What needs to be done:
The listing below is to be reproduced in full, exactly as given.

Entries provided:

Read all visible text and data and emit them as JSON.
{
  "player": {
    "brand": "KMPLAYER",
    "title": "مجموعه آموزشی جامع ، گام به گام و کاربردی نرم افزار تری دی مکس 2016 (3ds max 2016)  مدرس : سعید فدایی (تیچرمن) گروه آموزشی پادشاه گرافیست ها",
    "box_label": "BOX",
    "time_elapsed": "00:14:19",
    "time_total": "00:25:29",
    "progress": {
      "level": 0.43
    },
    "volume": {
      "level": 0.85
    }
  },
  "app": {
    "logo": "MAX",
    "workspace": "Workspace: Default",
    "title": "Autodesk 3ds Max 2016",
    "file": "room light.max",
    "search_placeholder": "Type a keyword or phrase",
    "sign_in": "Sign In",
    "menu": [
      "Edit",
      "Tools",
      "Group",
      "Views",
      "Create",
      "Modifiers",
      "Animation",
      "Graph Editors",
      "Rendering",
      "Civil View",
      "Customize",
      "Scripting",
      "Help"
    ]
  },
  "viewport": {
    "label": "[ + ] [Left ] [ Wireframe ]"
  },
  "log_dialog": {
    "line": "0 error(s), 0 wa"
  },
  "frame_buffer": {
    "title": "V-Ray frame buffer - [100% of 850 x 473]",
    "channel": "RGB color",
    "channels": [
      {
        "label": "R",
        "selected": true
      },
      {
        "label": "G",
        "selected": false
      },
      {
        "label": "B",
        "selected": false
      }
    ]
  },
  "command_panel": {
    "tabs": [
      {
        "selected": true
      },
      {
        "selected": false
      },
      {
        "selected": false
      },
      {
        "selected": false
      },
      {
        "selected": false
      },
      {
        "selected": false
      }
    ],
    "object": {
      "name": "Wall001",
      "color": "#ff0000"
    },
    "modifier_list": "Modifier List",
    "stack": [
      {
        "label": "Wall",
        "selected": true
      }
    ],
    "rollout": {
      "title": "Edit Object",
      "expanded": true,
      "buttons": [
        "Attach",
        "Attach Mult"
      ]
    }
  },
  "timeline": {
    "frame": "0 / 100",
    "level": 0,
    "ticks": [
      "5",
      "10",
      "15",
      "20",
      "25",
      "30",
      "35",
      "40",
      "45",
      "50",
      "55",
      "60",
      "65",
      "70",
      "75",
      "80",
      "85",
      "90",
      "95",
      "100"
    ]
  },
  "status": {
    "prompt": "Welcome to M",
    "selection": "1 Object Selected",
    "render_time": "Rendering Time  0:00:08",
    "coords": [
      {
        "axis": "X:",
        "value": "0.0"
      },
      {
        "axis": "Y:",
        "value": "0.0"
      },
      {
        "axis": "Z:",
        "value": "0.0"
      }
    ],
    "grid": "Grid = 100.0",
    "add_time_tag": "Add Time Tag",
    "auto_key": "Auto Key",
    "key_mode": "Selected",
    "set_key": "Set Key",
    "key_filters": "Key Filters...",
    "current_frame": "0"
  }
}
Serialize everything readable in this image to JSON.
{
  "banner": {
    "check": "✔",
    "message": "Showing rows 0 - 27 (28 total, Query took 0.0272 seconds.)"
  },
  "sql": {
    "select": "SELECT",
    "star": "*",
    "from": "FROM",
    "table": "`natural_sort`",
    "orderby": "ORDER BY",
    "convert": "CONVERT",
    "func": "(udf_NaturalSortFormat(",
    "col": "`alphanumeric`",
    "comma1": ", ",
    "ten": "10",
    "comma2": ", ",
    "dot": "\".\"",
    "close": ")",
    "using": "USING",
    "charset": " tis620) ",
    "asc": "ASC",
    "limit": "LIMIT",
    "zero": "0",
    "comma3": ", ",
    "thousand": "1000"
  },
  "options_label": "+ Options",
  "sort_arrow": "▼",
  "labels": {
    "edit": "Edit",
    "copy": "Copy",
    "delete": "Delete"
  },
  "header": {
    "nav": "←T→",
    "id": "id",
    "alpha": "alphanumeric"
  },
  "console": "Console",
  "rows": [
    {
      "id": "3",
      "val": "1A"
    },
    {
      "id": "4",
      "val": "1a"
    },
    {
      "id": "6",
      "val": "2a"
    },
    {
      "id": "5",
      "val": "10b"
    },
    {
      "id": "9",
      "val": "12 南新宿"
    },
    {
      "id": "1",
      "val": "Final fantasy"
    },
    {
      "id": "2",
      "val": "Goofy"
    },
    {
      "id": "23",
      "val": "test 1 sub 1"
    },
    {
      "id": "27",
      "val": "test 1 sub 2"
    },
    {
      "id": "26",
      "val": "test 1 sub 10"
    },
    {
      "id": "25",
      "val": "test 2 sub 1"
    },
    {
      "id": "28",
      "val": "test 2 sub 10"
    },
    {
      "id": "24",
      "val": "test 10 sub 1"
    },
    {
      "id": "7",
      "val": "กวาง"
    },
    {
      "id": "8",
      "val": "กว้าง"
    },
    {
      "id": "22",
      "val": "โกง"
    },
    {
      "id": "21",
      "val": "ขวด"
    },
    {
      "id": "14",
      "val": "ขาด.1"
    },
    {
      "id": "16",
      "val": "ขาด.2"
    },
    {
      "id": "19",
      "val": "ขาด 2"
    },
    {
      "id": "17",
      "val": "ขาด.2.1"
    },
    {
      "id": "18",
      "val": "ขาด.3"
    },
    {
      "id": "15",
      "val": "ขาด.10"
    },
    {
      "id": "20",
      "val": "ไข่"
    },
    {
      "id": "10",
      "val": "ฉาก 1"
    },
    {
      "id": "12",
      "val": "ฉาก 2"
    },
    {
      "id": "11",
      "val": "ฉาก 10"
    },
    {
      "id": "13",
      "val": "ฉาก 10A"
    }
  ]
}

Response to this exercise:
Read all visible text and data and emit them as JSON.
{
  "player": {
    "brand": "KMPLAYER",
    "title": "مجموعه آموزشی جامع ، گام به گام و کاربردی نرم افزار تری دی مکس 2016 (3ds max 2016)  مدرس : سعید فدایی (تیچرمن) گروه آموزشی پادشاه گرافیست ها",
    "box_label": "BOX",
    "time_elapsed": "00:14:19",
    "time_total": "00:25:29",
    "progress": {
      "level": 0.43
    },
    "volume": {
      "level": 0.85
    }
  },
  "app": {
    "logo": "MAX",
    "workspace": "Workspace: Default",
    "title": "Autodesk 3ds Max 2016",
    "file": "room light.max",
    "search_placeholder": "Type a keyword or phrase",
    "sign_in": "Sign In",
    "menu": [
      "Edit",
      "Tools",
      "Group",
      "Views",
      "Create",
      "Modifiers",
      "Animation",
      "Graph Editors",
      "Rendering",
      "Civil View",
      "Customize",
      "Scripting",
      "Help"
    ]
  },
  "viewport": {
    "label": "[ + ] [Left ] [ Wireframe ]"
  },
  "log_dialog": {
    "line": "0 error(s), 0 wa"
  },
  "frame_buffer": {
    "title": "V-Ray frame buffer - [100% of 850 x 473]",
    "channel": "RGB color",
    "channels": [
      {
        "label": "R",
        "selected": true
      },
      {
        "label": "G",
        "selected": false
      },
      {
        "label": "B",
        "selected": false
      }
    ]
  },
  "command_panel": {
    "tabs": [
      {
        "selected": true
      },
      {
        "selected": false
      },
      {
        "selected": false
      },
      {
        "selected": false
      },
      {
        "selected": false
      },
      {
        "selected": false
      }
    ],
    "object": {
      "name": "Wall001",
      "color": "#ff0000"
    },
    "modifier_list": "Modifier List",
    "stack": [
      {
        "label": "Wall",
        "selected": true
      }
    ],
    "rollout": {
      "title": "Edit Object",
      "expanded": true,
      "buttons": [
        "Attach",
        "Attach Mult"
      ]
    }
  },
  "timeline": {
    "frame": "0 / 100",
    "level": 0,
    "ticks": [
      "5",
      "10",
      "15",
      "20",
      "25",
      "30",
      "35",
      "40",
      "45",
      "50",
      "55",
      "60",
      "65",
      "70",
      "75",
      "80",
      "85",
      "90",
      "95",
      "100"
    ]
  },
  "status": {
    "prompt": "Welcome to M",
    "selection": "1 Object Selected",
    "render_time": "Rendering Time  0:00:08",
    "coords": [
      {
        "axis": "X:",
        "value": "0.0"
      },
      {
        "axis": "Y:",
        "value": "0.0"
      },
      {
        "axis": "Z:",
        "value": "0.0"
      }
    ],
    "grid": "Grid = 100.0",
    "add_time_tag": "Add Time Tag",
    "auto_key": "Auto Key",
    "key_mode": "Selected",
    "set_key": "Set Key",
    "key_filters": "Key Filters...",
    "current_frame": "0"
  }
}
Serialize everything readable in this image to JSON.
{
  "banner": {
    "check": "✔",
    "message": "Showing rows 0 - 27 (28 total, Query took 0.0272 seconds.)"
  },
  "sql": {
    "select": "SELECT",
    "star": "*",
    "from": "FROM",
    "table": "`natural_sort`",
    "orderby": "ORDER BY",
    "convert": "CONVERT",
    "func": "(udf_NaturalSortFormat(",
    "col": "`alphanumeric`",
    "comma1": ", ",
    "ten": "10",
    "comma2": ", ",
    "dot": "\".\"",
    "close": ")",
    "using": "USING",
    "charset": " tis620) ",
    "asc": "ASC",
    "limit": "LIMIT",
    "zero": "0",
    "comma3": ", ",
    "thousand": "1000"
  },
  "options_label": "+ Options",
  "sort_arrow": "▼",
  "labels": {
    "edit": "Edit",
    "copy": "Copy",
    "delete": "Delete"
  },
  "header": {
    "nav": "←T→",
    "id": "id",
    "alpha": "alphanumeric"
  },
  "console": "Console",
  "rows": [
    {
      "id": "3",
      "val": "1A"
    },
    {
      "id": "4",
      "val": "1a"
    },
    {
      "id": "6",
      "val": "2a"
    },
    {
      "id": "5",
      "val": "10b"
    },
    {
      "id": "9",
      "val": "12 南新宿"
    },
    {
      "id": "1",
      "val": "Final fantasy"
    },
    {
      "id": "2",
      "val": "Goofy"
    },
    {
      "id": "23",
      "val": "test 1 sub 1"
    },
    {
      "id": "27",
      "val": "test 1 sub 2"
    },
    {
      "id": "26",
      "val": "test 1 sub 10"
    },
    {
      "id": "25",
      "val": "test 2 sub 1"
    },
    {
      "id": "28",
      "val": "test 2 sub 10"
    },
    {
      "id": "24",
      "val": "test 10 sub 1"
    },
    {
      "id": "7",
      "val": "กวาง"
    },
    {
      "id": "8",
      "val": "กว้าง"
    },
    {
      "id": "22",
      "val": "โกง"
    },
    {
      "id": "21",
      "val": "ขวด"
    },
    {
      "id": "14",
      "val": "ขาด.1"
    },
    {
      "id": "16",
      "val": "ขาด.2"
    },
    {
      "id": "19",
      "val": "ขาด 2"
    },
    {
      "id": "17",
      "val": "ขาด.2.1"
    },
    {
      "id": "18",
      "val": "ขาด.3"
    },
    {
      "id": "15",
      "val": "ขาด.10"
    },
    {
      "id": "20",
      "val": "ไข่"
    },
    {
      "id": "10",
      "val": "ฉาก 1"
    },
    {
      "id": "12",
      "val": "ฉาก 2"
    },
    {
      "id": "11",
      "val": "ฉาก 10"
    },
    {
      "id": "13",
      "val": "ฉาก 10A"
    }
  ]
}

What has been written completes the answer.